[EXERCISE PROMPT]: Return each line of the listing that has the word "screenshot" in it.

[INPUT MATERIAL]:

____

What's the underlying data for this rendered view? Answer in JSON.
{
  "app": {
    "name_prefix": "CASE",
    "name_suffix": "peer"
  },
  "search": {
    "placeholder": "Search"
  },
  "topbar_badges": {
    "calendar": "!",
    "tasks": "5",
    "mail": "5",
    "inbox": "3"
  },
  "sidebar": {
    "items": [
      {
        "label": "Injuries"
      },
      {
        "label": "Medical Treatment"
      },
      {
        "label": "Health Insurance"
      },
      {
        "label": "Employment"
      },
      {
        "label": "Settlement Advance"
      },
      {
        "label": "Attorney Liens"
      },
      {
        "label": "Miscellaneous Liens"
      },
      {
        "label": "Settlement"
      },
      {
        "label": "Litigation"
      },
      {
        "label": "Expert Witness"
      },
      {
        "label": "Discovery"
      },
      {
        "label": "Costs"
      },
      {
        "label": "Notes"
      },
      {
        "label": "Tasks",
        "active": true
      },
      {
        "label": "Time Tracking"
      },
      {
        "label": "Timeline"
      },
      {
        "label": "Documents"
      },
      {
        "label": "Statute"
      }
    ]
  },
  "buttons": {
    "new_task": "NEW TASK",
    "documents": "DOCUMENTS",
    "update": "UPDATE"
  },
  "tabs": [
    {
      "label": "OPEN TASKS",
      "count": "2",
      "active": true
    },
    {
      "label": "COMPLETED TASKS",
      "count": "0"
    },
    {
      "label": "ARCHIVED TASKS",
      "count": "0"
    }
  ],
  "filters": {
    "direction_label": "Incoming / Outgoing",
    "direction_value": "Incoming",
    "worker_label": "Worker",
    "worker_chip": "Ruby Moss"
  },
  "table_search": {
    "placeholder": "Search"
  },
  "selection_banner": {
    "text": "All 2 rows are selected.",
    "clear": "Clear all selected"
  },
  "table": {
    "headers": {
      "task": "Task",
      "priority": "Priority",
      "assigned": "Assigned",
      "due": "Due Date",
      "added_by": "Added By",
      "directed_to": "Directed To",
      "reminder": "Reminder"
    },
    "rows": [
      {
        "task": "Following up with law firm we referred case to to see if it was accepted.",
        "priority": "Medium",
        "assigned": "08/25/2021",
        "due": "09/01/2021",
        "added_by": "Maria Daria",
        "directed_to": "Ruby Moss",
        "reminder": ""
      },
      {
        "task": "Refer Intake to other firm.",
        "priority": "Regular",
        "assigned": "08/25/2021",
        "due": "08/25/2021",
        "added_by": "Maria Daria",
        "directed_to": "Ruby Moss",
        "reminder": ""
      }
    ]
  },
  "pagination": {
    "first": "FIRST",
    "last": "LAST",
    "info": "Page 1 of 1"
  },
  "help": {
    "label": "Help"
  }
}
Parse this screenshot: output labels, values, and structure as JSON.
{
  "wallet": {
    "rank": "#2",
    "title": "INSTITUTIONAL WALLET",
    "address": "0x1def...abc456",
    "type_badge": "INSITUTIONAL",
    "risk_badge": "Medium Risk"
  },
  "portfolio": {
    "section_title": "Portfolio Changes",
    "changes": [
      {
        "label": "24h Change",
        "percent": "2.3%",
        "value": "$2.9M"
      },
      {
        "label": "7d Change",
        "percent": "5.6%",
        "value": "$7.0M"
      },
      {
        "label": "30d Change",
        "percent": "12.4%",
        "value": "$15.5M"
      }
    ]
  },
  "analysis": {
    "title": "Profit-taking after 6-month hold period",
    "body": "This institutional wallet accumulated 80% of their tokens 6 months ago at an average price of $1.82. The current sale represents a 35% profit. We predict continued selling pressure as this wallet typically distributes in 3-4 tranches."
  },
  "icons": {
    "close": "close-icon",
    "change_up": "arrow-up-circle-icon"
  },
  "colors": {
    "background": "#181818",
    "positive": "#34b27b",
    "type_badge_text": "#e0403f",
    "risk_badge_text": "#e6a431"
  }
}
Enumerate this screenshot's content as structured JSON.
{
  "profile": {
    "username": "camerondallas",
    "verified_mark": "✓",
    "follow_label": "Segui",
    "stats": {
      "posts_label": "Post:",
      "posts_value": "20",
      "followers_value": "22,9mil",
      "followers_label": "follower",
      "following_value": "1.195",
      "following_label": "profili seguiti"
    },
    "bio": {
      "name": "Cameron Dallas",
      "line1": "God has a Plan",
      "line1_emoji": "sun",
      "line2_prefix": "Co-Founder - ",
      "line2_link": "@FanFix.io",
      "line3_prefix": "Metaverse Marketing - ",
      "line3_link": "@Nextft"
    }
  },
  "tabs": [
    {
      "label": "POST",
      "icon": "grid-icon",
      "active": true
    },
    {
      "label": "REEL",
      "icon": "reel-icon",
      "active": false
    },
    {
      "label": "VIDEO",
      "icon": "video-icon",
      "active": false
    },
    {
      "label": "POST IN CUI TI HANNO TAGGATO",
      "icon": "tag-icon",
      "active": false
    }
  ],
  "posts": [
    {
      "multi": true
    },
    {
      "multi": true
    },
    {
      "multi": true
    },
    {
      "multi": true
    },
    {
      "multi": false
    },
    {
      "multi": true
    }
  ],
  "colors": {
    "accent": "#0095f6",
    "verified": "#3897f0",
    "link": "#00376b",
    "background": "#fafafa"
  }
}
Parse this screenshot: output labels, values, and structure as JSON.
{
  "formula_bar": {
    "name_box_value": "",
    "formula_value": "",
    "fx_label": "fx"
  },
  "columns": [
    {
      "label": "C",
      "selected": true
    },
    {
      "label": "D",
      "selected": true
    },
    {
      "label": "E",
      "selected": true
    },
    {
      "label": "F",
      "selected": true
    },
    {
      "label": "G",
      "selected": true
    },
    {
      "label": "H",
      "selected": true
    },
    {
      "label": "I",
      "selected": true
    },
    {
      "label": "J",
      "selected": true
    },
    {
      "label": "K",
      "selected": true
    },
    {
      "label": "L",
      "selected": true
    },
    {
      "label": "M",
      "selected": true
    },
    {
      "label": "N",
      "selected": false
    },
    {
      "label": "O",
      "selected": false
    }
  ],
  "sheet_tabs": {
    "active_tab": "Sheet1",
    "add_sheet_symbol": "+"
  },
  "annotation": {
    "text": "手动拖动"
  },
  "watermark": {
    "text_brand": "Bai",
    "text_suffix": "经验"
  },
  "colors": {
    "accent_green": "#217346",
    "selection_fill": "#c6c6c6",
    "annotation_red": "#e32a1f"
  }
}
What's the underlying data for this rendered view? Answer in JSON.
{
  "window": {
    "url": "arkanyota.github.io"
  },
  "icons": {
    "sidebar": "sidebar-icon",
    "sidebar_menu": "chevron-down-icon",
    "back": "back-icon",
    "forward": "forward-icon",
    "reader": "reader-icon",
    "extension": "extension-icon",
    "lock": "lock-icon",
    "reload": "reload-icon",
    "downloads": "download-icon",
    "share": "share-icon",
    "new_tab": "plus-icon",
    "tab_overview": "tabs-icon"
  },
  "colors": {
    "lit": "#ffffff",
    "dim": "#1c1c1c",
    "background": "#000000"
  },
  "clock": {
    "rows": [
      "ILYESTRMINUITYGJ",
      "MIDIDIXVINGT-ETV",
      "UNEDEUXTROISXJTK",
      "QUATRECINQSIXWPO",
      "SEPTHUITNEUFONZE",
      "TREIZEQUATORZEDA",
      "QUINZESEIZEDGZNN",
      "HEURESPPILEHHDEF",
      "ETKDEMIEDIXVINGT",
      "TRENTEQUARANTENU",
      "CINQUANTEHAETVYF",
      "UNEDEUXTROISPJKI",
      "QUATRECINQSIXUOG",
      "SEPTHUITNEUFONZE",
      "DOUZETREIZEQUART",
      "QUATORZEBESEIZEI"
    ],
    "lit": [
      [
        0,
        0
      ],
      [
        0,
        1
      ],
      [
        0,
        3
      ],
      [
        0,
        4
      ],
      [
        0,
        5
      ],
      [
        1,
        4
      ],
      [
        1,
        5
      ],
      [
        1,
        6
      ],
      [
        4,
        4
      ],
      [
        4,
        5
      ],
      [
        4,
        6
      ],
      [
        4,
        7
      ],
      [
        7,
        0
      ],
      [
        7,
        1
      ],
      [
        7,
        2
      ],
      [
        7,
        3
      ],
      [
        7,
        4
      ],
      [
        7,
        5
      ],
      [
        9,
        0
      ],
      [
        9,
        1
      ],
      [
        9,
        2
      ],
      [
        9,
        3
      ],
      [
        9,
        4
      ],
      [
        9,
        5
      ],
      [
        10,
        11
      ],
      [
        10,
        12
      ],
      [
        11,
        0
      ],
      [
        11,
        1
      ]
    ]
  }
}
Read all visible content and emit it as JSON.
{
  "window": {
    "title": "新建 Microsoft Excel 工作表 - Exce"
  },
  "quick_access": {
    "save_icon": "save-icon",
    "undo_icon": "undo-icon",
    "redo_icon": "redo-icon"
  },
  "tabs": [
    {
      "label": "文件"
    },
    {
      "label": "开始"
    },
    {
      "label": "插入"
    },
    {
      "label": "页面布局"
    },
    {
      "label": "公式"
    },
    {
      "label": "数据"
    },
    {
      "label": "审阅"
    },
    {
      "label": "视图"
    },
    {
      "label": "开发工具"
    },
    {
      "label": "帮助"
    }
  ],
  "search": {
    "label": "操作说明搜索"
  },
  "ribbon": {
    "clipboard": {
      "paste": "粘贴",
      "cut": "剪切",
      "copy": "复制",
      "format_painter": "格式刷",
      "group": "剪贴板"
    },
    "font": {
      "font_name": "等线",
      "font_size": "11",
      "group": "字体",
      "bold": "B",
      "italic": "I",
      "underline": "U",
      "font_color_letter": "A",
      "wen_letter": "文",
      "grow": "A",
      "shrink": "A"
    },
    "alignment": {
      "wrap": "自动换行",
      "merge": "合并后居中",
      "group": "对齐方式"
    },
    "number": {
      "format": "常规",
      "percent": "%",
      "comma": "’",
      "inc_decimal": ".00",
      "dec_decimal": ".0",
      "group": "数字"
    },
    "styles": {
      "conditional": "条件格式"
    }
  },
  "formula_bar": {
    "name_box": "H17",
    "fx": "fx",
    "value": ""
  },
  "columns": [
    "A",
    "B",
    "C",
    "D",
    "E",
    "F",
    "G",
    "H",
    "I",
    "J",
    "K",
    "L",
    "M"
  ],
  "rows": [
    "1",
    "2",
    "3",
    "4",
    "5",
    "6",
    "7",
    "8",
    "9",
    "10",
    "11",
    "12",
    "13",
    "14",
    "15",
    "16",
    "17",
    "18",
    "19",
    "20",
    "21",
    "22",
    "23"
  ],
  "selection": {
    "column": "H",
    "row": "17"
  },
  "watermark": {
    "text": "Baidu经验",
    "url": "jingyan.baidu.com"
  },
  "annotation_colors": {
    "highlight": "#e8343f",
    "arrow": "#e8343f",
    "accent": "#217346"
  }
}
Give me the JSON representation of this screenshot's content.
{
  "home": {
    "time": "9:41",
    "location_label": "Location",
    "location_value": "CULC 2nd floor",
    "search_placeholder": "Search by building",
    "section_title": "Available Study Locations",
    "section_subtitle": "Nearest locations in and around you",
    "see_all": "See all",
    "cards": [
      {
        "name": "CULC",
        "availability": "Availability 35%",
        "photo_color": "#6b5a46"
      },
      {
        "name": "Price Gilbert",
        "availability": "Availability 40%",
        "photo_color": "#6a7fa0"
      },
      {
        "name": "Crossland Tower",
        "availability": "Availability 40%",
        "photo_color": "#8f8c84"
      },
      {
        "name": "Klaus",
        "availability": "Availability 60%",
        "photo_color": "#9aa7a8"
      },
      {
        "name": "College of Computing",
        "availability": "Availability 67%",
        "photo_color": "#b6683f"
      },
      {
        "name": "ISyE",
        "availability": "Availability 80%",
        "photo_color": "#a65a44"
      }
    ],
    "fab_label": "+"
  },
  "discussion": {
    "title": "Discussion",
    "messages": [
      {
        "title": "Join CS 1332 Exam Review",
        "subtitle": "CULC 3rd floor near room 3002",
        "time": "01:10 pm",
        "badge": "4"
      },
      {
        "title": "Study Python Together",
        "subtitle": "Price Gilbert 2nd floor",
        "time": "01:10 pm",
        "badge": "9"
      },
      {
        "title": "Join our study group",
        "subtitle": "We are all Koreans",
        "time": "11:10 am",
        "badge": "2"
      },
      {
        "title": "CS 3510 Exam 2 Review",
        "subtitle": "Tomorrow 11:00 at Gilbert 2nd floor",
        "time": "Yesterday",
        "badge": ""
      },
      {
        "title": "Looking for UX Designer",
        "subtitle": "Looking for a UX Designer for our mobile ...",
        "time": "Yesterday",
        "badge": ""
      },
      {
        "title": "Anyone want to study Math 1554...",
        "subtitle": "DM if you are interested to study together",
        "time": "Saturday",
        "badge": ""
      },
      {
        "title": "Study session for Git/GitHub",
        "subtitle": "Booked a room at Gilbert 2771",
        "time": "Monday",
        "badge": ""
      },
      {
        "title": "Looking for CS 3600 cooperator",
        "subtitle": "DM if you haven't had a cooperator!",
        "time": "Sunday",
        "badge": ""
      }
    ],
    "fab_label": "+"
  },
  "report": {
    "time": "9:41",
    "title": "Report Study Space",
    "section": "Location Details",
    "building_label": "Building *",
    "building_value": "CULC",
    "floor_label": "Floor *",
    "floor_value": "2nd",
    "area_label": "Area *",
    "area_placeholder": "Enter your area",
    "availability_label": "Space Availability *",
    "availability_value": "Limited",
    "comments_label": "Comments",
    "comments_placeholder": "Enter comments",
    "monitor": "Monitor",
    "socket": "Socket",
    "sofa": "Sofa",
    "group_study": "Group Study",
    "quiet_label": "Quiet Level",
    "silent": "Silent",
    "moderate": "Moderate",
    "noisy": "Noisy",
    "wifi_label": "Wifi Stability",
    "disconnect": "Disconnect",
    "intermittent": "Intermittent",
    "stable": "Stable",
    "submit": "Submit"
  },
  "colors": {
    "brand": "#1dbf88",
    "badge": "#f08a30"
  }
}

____

[WORKED SOLUTION]:
Parse this screenshot: output labels, values, and structure as JSON.
Enumerate this screenshot's content as structured JSON.
Parse this screenshot: output labels, values, and structure as JSON.
Give me the JSON representation of this screenshot's content.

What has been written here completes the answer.